Stage Presence: Conversations with Filipino American Performing Artists

Stage Presence is a collection of essays and interviews with Filipino American performing artists. Each of the chapters features critically acclaimed and popular artists in their own right, who have also mentored hundreds of dancers, comedians, theater artists and musicians of all genres. In this rare collection, performers take time off stage to speak candidly about their creative processes, revealing personal frustrations and triumphs, while testifying to the challenges of what it could mean to be an artist of Filipino descent working and living in the United States. Featuring: musicians Eleanor Academia, Gabe Baltazar Jr., Danongan Kalanduyan; bandleader and poet Jessica Hagedorn; choreographers and dancers Joel Jacinto, Alleluia Panis, and Pearl Ubungen; and theater artists Remé Grefalda, Allan S. Manalo and Ralph Peña. The book also includes a thought-provoking foreword by ethnomusicologist Ricardo D. Trimillos, and an afterword by the editor.

“Fusing history, culture, jazz, and art, Stage Presence is one big happening jam session featuring ten Filipino American performing artists rapping on their craft, their process, their defiance to be boxed in by the category-obsessed American market, and their hunger and struggles necessary to stay true to their vision, identity, and art.”
—R. Zamora Linmark, author of Rolling the R’s, Prime Time Apparitions, and Leche


“This collection of interviews and reflections by many of the leading Filipino American cultural workers demonstrates the range and vitality of Filipino American performing arts – an inspiring and dynamic range of practices encompassing everything from kulintang to head-banging heavy metal, from college PCNs to off-Broadway New York theatre, from the Bayanihan to site-specific performance art. Stage Presence gives us a view rarely available to students, scholars, and audiences: the winding paths through history and identity that led these groundbreaking artists into the spotlight.”
— Karen Shimakawa, author of National Abjection: The Asian American Body Onstage

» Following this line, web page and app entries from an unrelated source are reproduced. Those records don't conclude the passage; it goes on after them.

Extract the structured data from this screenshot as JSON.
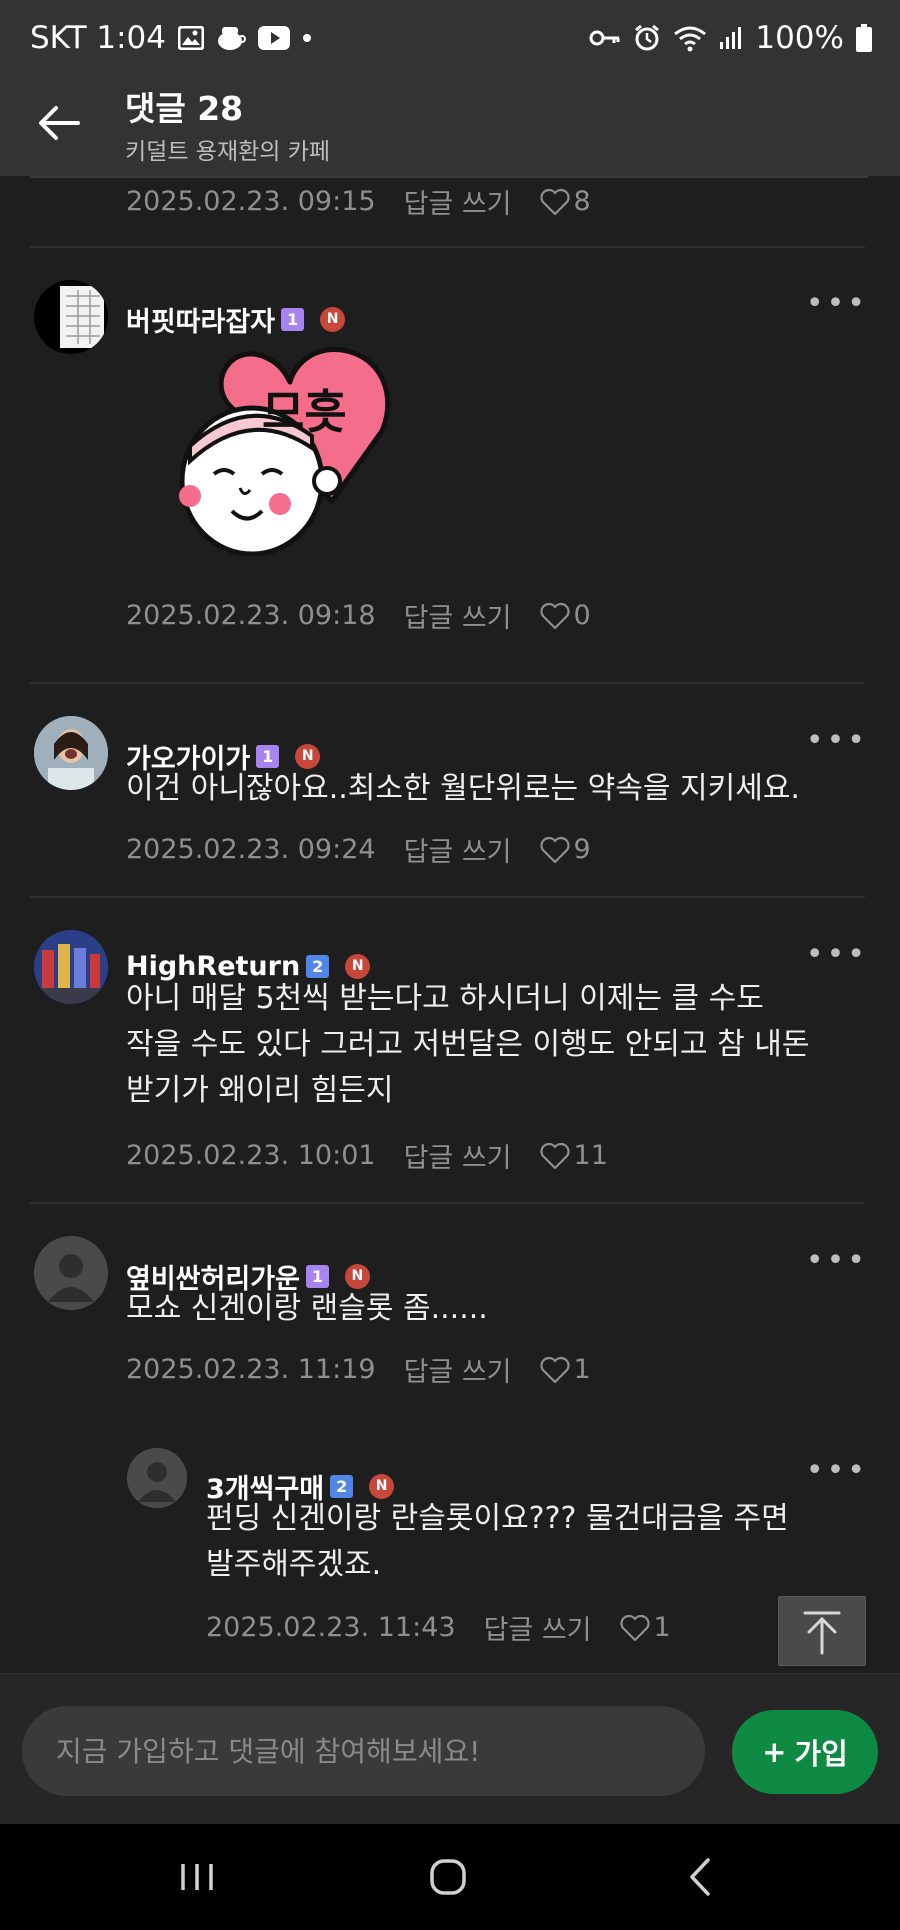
{
  "status_bar": {
    "carrier_time": "SKT 1:04",
    "battery": "100%",
    "icons_left": [
      "gallery-icon",
      "cup-icon",
      "youtube-icon",
      "dot-icon"
    ],
    "icons_right": [
      "key-icon",
      "alarm-icon",
      "wifi-icon",
      "signal-icon",
      "battery-icon"
    ]
  },
  "header": {
    "title": "댓글 28",
    "subtitle": "키덜트 용재환의 카페"
  },
  "first_partial": {
    "date": "2025.02.23. 09:15",
    "reply": "답글 쓰기",
    "likes": "8"
  },
  "comments": [
    {
      "author": "버핏따라잡자",
      "level": "1",
      "badge": "N",
      "sticker": "므흣",
      "date": "2025.02.23. 09:18",
      "reply": "답글 쓰기",
      "likes": "0"
    },
    {
      "author": "가오가이가",
      "level": "1",
      "badge": "N",
      "text": "이건 아니잖아요..최소한 월단위로는 약속을 지키세요.",
      "date": "2025.02.23. 09:24",
      "reply": "답글 쓰기",
      "likes": "9"
    },
    {
      "author": "HighReturn",
      "level": "2",
      "badge": "N",
      "text_lines": [
        "아니 매달 5천씩 받는다고 하시더니 이제는 클 수도",
        "작을 수도 있다 그러고 저번달은 이행도 안되고 참 내돈",
        "받기가 왜이리 힘든지"
      ],
      "date": "2025.02.23. 10:01",
      "reply": "답글 쓰기",
      "likes": "11"
    },
    {
      "author": "옆비싼허리가운",
      "level": "1",
      "badge": "N",
      "text": "모쇼 신겐이랑 랜슬롯 좀......",
      "date": "2025.02.23. 11:19",
      "reply": "답글 쓰기",
      "likes": "1"
    },
    {
      "author": "3개씩구매",
      "level": "2",
      "badge": "N",
      "text_lines": [
        "펀딩 신겐이랑 란슬롯이요??? 물건대금을 주면",
        "발주해주겠죠."
      ],
      "date": "2025.02.23. 11:43",
      "reply": "답글 쓰기",
      "likes": "1"
    }
  ],
  "more_label": "•••",
  "input": {
    "placeholder": "지금 가입하고 댓글에 참여해보세요!"
  },
  "join_button": {
    "plus": "+",
    "label": "가입"
  },
  "colors": {
    "background": "#1e1e1e",
    "header": "#333333",
    "join_green": "#0e8a43",
    "level1": "#a784f0",
    "level2": "#4f86e8",
    "new_badge": "#c7483a"
  }
}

“When The New York Times looks at Filipinos, it sees only house maids and cooks, copycats, and mimics. But when scholar and artist Theo Gonzalves looks at and talks with his compatriots, he sees stunningly original and creative thinkers who use an eclectic range of forms and methods to make art and perform culture. This book is dizzy and alive with the Filipino soul. Read at your own risk!”
— Karin Aguilar-San Juan, editor of The State of Asian America